Though the story was first reported by the TASS (Russian state news) correspondent who was on board Russian Defense Minister Sergei Shoigu’s plane at the time of the incident, the basic facts of the story are not disputed by either side: a Spanish F-18 from NATO’s Air Policing mission was seen off by a Su-27 after being scrambled to approach Shoigu’s plane as it was flying over international Baltic airspace from the Russian enclave of Kaliningrad back to Moscow. Video footage of the event, published by Russia’s Defense Ministry, shows the Su-27 making a sharp turn into the F-18 and causing it to veer off the Russian VIP plane’s trajectory.
According to NATO spokeswoman Oana Lungescu, the two escorting Su-27’s were without a valid flight plan and were flying with their transponders switched off. F-18’s were scrambled to identify and monitor “the planes a safe distance, but one of the Russian fighters conducted an unsafe maneuver, cutting into the flight path of one of the NATO jets." Lungescu states that NATO had no prior knowledge of who was aboard Shoigu’s Tu-214, which was flying “close to Allied airspace.”
Official Kremlin sources, typically eager to comment on similar cases, have stayed strangely mum on this incident. Nevertheless, Prominent Russian defense commentators sharply dispute NATO’s account. According to a Russian media interview with prominent military expert Alexei Leonkov, it strains credulity that NATO didn’t know who was on Shoigu’s Tu-214. Leonkov further alleges that there was no valid reason for NATO’s Baltic Air Policing Mission to scramble its interceptor craft in the first place, since Shoigu’s Tu-124 was flying with its transponder on.
Defense commentator Igor Korotchenko concedes that it is “difficult to judge whether they knew, or didn’t know, that it was the [Defense] Minister’s plane,” but adds that the “Su-27 pilot’s actions were absolutely legitimate under international law.” According to Korotchenko, it was the NATO pilot whose attempts to “flex his muscles” led to an unnecessary, “provocative” altercation. Korotchenko invoked a 2016 Russian proposal, which has long since fallen by the wayside, for all aircraft in Baltic airspace to always fly with their transponder on.
Interceptions are a routine aspect of Baltic airspace management and have been an exceedingly common occurrence long before the 2014 spike in NATO-Russian tensions after Russia’s annexation of Crimea.
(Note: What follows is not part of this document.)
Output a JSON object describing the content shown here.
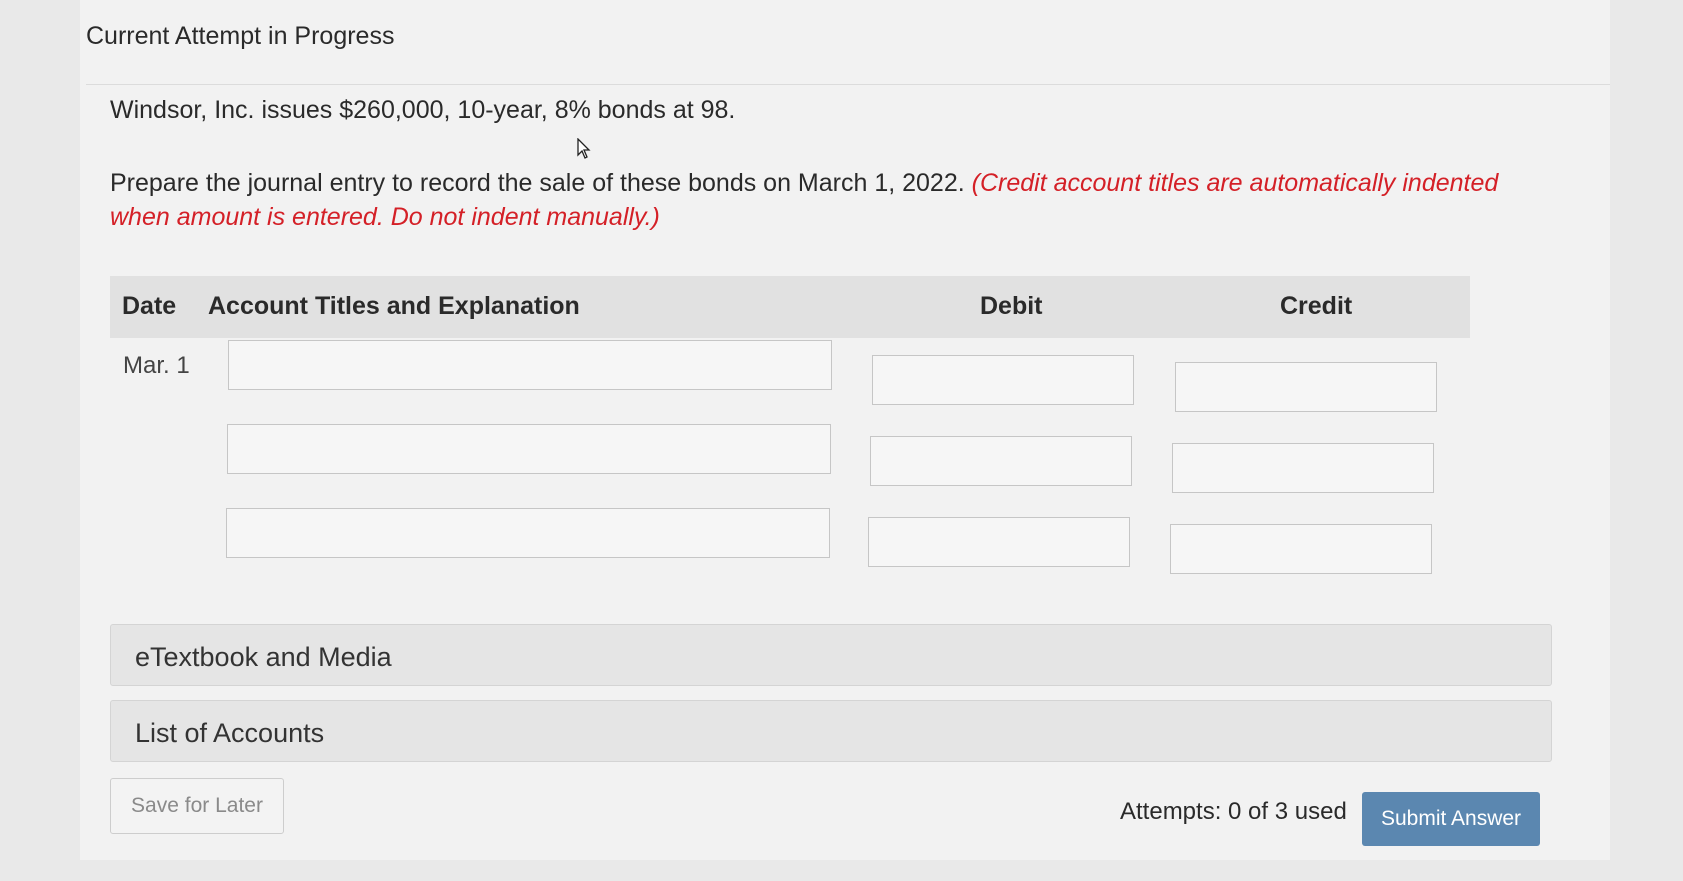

Given the frequency with which elite Russian officials fly to and from Kaliningrad over neutral Baltic airspace, it is remarkable that these kinds of high-profile incidents do not occur more often; indeed, it was only several years ago that Shoigu was involved in a near-identical incident with a Polish F-16 fighter over the Baltic Sea. What is relatively new, however, is the increasing appetite in both Moscow and Washington to publicize interceptions as a form of diplomatic pressure-- as previously explained by The National Interest, the politicization of interceptions introduces a host of unintended effects with the net result of making Baltic airspace less safe for everyone.